Entries from a dataset of interfaces:
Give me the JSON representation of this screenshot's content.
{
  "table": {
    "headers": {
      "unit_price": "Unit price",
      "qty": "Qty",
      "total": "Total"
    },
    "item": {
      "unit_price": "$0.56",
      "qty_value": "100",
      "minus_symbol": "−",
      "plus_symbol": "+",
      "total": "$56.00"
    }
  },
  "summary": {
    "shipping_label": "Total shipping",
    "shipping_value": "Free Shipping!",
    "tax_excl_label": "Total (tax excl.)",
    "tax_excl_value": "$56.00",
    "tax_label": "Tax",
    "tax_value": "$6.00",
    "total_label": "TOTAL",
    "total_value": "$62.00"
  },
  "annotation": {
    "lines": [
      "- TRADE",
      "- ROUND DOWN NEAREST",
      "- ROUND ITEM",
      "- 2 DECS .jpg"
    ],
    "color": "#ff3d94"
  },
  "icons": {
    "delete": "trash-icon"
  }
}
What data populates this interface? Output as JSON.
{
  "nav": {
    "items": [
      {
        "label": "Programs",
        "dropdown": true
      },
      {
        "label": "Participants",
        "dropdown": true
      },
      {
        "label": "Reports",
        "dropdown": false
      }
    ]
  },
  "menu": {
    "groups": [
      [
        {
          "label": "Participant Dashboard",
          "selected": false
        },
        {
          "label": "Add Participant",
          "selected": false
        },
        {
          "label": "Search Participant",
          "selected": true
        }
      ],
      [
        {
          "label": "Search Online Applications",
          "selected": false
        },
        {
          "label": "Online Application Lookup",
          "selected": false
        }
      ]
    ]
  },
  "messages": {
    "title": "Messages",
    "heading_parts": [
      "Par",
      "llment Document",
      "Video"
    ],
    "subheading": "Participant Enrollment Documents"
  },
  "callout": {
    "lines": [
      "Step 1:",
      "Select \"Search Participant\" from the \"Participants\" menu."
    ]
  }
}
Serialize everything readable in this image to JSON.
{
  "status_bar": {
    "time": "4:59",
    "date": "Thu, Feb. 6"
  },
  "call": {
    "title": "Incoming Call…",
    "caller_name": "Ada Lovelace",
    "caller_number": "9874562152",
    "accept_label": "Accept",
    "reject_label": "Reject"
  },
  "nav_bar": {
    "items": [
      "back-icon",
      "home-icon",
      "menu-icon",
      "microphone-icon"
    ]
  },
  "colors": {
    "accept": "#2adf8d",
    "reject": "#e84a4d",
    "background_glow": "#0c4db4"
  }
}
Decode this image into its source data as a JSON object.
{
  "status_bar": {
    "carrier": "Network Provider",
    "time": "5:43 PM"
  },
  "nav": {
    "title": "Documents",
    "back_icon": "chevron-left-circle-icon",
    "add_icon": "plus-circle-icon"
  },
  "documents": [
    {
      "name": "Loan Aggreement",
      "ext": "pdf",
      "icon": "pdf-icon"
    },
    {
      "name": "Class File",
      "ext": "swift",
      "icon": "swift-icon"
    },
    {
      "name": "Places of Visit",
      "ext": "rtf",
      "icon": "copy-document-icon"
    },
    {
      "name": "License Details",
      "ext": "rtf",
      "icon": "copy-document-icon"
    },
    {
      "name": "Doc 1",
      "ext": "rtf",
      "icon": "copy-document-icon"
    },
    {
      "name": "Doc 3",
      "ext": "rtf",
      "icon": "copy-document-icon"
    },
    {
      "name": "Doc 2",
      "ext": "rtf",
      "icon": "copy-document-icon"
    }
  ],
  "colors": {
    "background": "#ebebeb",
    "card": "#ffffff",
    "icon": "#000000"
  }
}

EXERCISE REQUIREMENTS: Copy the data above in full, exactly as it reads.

EXPECTED ANSWER:
Give me the JSON representation of this screenshot's content.
{
  "table": {
    "headers": {
      "unit_price": "Unit price",
      "qty": "Qty",
      "total": "Total"
    },
    "item": {
      "unit_price": "$0.56",
      "qty_value": "100",
      "minus_symbol": "−",
      "plus_symbol": "+",
      "total": "$56.00"
    }
  },
  "summary": {
    "shipping_label": "Total shipping",
    "shipping_value": "Free Shipping!",
    "tax_excl_label": "Total (tax excl.)",
    "tax_excl_value": "$56.00",
    "tax_label": "Tax",
    "tax_value": "$6.00",
    "total_label": "TOTAL",
    "total_value": "$62.00"
  },
  "annotation": {
    "lines": [
      "- TRADE",
      "- ROUND DOWN NEAREST",
      "- ROUND ITEM",
      "- 2 DECS .jpg"
    ],
    "color": "#ff3d94"
  },
  "icons": {
    "delete": "trash-icon"
  }
}
What data populates this interface? Output as JSON.
{
  "nav": {
    "items": [
      {
        "label": "Programs",
        "dropdown": true
      },
      {
        "label": "Participants",
        "dropdown": true
      },
      {
        "label": "Reports",
        "dropdown": false
      }
    ]
  },
  "menu": {
    "groups": [
      [
        {
          "label": "Participant Dashboard",
          "selected": false
        },
        {
          "label": "Add Participant",
          "selected": false
        },
        {
          "label": "Search Participant",
          "selected": true
        }
      ],
      [
        {
          "label": "Search Online Applications",
          "selected": false
        },
        {
          "label": "Online Application Lookup",
          "selected": false
        }
      ]
    ]
  },
  "messages": {
    "title": "Messages",
    "heading_parts": [
      "Par",
      "llment Document",
      "Video"
    ],
    "subheading": "Participant Enrollment Documents"
  },
  "callout": {
    "lines": [
      "Step 1:",
      "Select \"Search Participant\" from the \"Participants\" menu."
    ]
  }
}
Serialize everything readable in this image to JSON.
{
  "status_bar": {
    "time": "4:59",
    "date": "Thu, Feb. 6"
  },
  "call": {
    "title": "Incoming Call…",
    "caller_name": "Ada Lovelace",
    "caller_number": "9874562152",
    "accept_label": "Accept",
    "reject_label": "Reject"
  },
  "nav_bar": {
    "items": [
      "back-icon",
      "home-icon",
      "menu-icon",
      "microphone-icon"
    ]
  },
  "colors": {
    "accept": "#2adf8d",
    "reject": "#e84a4d",
    "background_glow": "#0c4db4"
  }
}
Decode this image into its source data as a JSON object.
{
  "status_bar": {
    "carrier": "Network Provider",
    "time": "5:43 PM"
  },
  "nav": {
    "title": "Documents",
    "back_icon": "chevron-left-circle-icon",
    "add_icon": "plus-circle-icon"
  },
  "documents": [
    {
      "name": "Loan Aggreement",
      "ext": "pdf",
      "icon": "pdf-icon"
    },
    {
      "name": "Class File",
      "ext": "swift",
      "icon": "swift-icon"
    },
    {
      "name": "Places of Visit",
      "ext": "rtf",
      "icon": "copy-document-icon"
    },
    {
      "name": "License Details",
      "ext": "rtf",
      "icon": "copy-document-icon"
    },
    {
      "name": "Doc 1",
      "ext": "rtf",
      "icon": "copy-document-icon"
    },
    {
      "name": "Doc 3",
      "ext": "rtf",
      "icon": "copy-document-icon"
    },
    {
      "name": "Doc 2",
      "ext": "rtf",
      "icon": "copy-document-icon"
    }
  ],
  "colors": {
    "background": "#ebebeb",
    "card": "#ffffff",
    "icon": "#000000"
  }
}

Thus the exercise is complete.